An Open Letter to My Abuser: Today, I Forgave You
By: Leslie Tolly
It’s Sunday, November 6, 2016, and today, I forgave you. It’s been five years since the last time you physically harmed me. It was time.
When I first sat down to write about my experience, I wrote about what happened. I put on paper every heart-wrenching detail. When it was time for me to go back and finalize this memoir, I couldn’t bring myself to it. I didn’t want to rehash those memories in my mind over and over again.
So, I never finished writing my original piece. Since I started writing, it’s been a process. I felt like I no longer wanted to share with people that I am a domestic violence survivor. I felt like that label was keeping me wrapped up in what happened between us. Instead, I just wanted to bury it.
But today, I felt this pull to go to church. I am not a perfect, every Sunday morning church-attending Christian. I actually only go about once every other month. But this morning, I was guided there for a reason.
After listening to the sermon, I realized those horrid memories would constantly resurface if I did not forgive you. Because when I forgive, I win. Sitting there amongst the church community, I bowed my head. As tears ran down my face, my forgiveness of you, freed me.
I forgave you for the following:
It was just a short two years that we were together, but I look back at pictures of me during that time and see the sadness in my face. I know that my kids felt that. Kids know everything.
I realize when I am happy, my children are happy. I can’t get those years back for them. I can guarantee they will never see their mom unhappy again due to a man.
Today, they are so filled with joy. Today I am showing them a wonderful example of what love should look like and feel like. Today, they have a man in their lives who loves them and treats them as his own. I forgave you.
Over the past several years, when I heard certain songs playing on my iPod, I could see you in my head sitting on a stool, strumming your guitar and singing these tunes. My stomach would turn at those reminders as I would drive my car and listen. I would have to change the song.
But today, I can turn the volume up, sing along, and appreciate those songs for the messages behind them. I can find joy again in the subtle things in life that my mind may connect with a memory of you. Today, I can move on from those memories without bitterness. I forgave you.
I can go out for a girl’s night without any fear or guilt. I no longer have my cell phone in my hand, waiting for a harassing text asking me where I am and why I would want to spend my time with my friends. I am no longer accused of “being out on the prowl” by a jealous man.
I no longer have to keep my eye on the time to make sure I get home before my partner does. Today, I am fully engaged in the evenings well spent with my girlfriends, the conversations we have, and the memories we make. I forgave you.

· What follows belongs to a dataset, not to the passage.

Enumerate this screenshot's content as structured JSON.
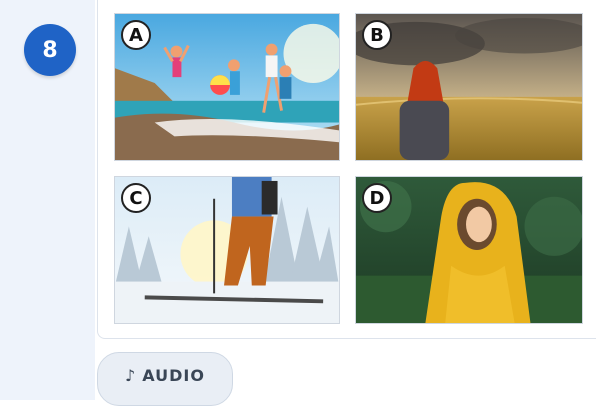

How I dress is completely up to me. I no longer have to dress to represent another person. I dress to represent myself.
I can put clothes on and know I will not be told I look frumpy or fat. I don’t ask my spouse if he likes what I am wearing. The smile on my face and the look in my eyes is the attire he prefers. I forgave you.

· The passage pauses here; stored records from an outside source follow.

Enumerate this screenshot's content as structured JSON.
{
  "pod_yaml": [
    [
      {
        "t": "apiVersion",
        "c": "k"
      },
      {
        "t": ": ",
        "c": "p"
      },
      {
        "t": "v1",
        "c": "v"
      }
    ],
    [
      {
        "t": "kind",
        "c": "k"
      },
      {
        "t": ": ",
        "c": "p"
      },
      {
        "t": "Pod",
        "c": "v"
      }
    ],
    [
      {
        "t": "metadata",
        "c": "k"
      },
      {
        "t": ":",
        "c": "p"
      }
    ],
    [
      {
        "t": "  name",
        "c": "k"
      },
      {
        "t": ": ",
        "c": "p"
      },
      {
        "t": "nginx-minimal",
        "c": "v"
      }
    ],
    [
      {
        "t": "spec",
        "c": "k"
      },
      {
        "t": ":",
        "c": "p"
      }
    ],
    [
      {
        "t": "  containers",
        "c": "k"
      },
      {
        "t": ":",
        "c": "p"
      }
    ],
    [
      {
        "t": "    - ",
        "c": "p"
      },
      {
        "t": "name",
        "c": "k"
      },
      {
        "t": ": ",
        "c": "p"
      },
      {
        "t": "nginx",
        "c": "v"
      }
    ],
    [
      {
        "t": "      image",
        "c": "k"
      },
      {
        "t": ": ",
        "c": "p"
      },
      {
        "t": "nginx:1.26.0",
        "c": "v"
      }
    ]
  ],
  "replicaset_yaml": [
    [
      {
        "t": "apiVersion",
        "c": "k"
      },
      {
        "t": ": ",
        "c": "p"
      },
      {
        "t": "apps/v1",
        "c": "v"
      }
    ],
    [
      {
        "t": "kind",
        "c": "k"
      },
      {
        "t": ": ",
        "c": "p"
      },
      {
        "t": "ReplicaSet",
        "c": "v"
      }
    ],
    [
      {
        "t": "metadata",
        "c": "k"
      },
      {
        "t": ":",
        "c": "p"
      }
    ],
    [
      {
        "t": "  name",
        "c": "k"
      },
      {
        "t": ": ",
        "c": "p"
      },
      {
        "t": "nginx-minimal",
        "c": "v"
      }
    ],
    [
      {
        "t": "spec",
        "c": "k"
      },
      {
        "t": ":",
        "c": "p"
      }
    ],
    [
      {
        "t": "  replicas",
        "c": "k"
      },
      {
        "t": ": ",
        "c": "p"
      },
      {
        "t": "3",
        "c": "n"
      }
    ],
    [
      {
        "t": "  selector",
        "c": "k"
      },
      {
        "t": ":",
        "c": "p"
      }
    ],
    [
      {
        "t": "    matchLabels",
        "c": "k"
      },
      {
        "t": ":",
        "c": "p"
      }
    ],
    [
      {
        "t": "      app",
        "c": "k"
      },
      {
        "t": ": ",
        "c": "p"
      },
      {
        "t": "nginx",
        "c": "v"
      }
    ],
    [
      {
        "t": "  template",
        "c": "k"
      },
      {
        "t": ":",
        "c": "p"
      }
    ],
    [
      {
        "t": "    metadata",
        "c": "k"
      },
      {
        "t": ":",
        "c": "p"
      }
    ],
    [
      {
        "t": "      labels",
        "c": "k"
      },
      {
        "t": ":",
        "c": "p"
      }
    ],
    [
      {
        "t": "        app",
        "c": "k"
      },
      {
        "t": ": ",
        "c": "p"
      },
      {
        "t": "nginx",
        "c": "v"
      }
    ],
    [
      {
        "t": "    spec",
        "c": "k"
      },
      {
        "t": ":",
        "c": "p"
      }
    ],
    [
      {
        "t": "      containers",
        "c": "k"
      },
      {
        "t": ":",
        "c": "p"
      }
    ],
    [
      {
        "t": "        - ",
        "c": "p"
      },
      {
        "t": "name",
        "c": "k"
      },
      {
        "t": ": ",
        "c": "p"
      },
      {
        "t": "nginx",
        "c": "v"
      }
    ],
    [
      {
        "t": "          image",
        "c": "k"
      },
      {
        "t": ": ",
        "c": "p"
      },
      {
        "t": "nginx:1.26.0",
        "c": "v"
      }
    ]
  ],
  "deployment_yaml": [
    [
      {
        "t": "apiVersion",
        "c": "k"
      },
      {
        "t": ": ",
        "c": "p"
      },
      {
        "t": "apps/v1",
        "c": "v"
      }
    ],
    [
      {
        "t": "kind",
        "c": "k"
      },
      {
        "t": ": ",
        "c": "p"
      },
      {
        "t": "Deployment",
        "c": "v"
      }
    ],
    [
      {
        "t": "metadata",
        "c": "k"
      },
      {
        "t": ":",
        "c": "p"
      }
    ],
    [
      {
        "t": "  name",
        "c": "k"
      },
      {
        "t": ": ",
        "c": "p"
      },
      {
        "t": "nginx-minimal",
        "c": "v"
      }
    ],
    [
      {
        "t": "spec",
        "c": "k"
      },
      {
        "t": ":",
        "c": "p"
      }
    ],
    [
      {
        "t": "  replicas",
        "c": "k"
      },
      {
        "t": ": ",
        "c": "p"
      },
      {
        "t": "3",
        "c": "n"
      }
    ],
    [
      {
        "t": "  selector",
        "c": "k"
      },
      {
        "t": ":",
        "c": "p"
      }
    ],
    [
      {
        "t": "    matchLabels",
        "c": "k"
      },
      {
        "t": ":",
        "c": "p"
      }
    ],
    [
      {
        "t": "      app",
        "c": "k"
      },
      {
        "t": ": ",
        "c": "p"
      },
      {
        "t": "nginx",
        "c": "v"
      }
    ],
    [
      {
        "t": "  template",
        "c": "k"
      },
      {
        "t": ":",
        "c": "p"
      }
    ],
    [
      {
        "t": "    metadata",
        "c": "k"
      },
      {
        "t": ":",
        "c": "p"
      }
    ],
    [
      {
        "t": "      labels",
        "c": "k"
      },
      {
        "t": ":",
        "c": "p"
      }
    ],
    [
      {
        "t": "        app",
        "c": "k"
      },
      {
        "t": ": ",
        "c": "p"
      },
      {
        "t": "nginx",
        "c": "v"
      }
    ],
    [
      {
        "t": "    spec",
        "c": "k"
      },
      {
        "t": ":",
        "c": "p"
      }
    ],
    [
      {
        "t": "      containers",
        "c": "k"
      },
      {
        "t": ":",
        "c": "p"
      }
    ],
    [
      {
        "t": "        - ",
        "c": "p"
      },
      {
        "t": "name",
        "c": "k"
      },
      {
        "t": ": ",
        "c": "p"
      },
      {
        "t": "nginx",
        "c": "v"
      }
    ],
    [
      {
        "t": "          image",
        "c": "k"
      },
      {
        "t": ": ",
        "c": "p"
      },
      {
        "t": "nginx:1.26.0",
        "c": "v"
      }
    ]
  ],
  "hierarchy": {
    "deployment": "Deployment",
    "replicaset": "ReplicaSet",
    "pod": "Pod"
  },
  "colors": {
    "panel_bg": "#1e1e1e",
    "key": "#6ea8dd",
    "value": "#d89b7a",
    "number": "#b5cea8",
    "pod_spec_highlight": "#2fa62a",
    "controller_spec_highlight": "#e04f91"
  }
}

My body is mine. How it is touched and handled should be with love and kindness. I used to look down at the scar on my shin that resulted from your misuse and tear up.
The fear that I felt during those times of physical abuse would come back to me. But today, I see that scar. I thank God every day. I have a man in my life that loves me and every wrinkle, scar, or belly roll I may have.

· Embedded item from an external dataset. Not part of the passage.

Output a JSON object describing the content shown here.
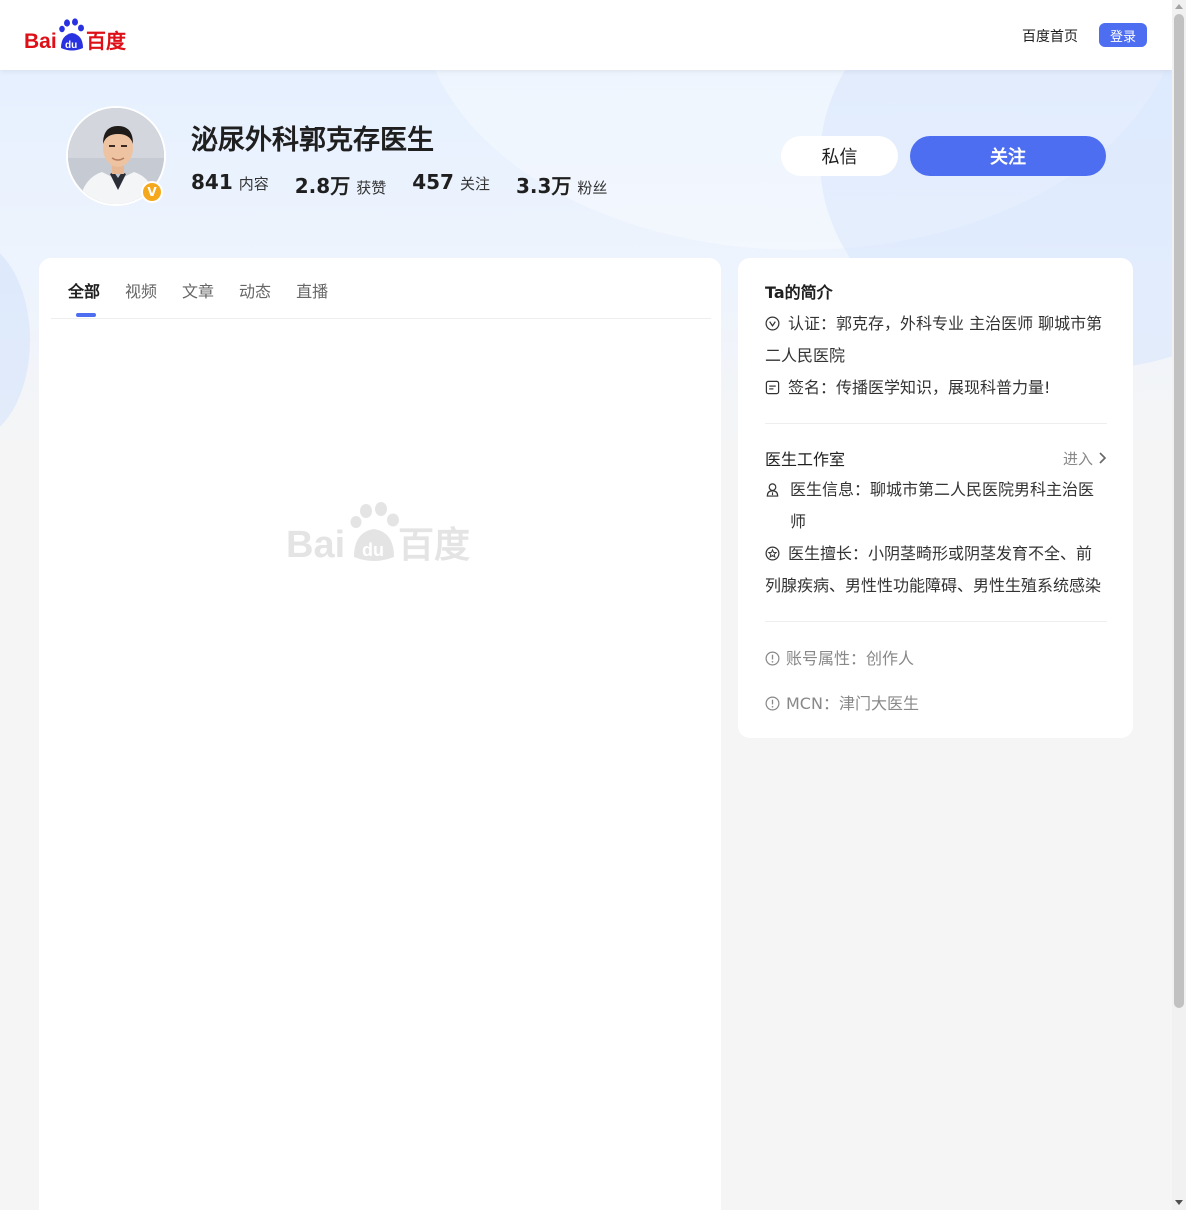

He kisses my body with tenderness. That scar is confirmation that I am now truly loved. I forgive you.
This morning I heard the following quote by Warren Wiersbe
“The world’s worst prison is the prison of an unforgiving heart. If we refuse to forgive others then we are only imprisoning ourselves, causing our own torment.”
I realize that some people may not understand why I forgive you. You may not even care or understand yourself. I realize that you have a stain that you will never be able to get rid of.
No matter what good you do in the future, your abuse of me cannot be erased. I feel for you. By forgiving you, I am allowing myself to choose happiness and joy.
I had been a prisoner of your abuse for long after it ended. Today, I released those shackles. I shall pray that all others that you have hurt will find in their hearts forgiveness for you as well.
This is one person’s story of healing and moving on from abuse. This process looks different for everyone. If you have experienced abuse at the hands of a partner or family member or are concerned about someone you know, please call 1-866-834-HELP to speak to a domestic violence advocate near you.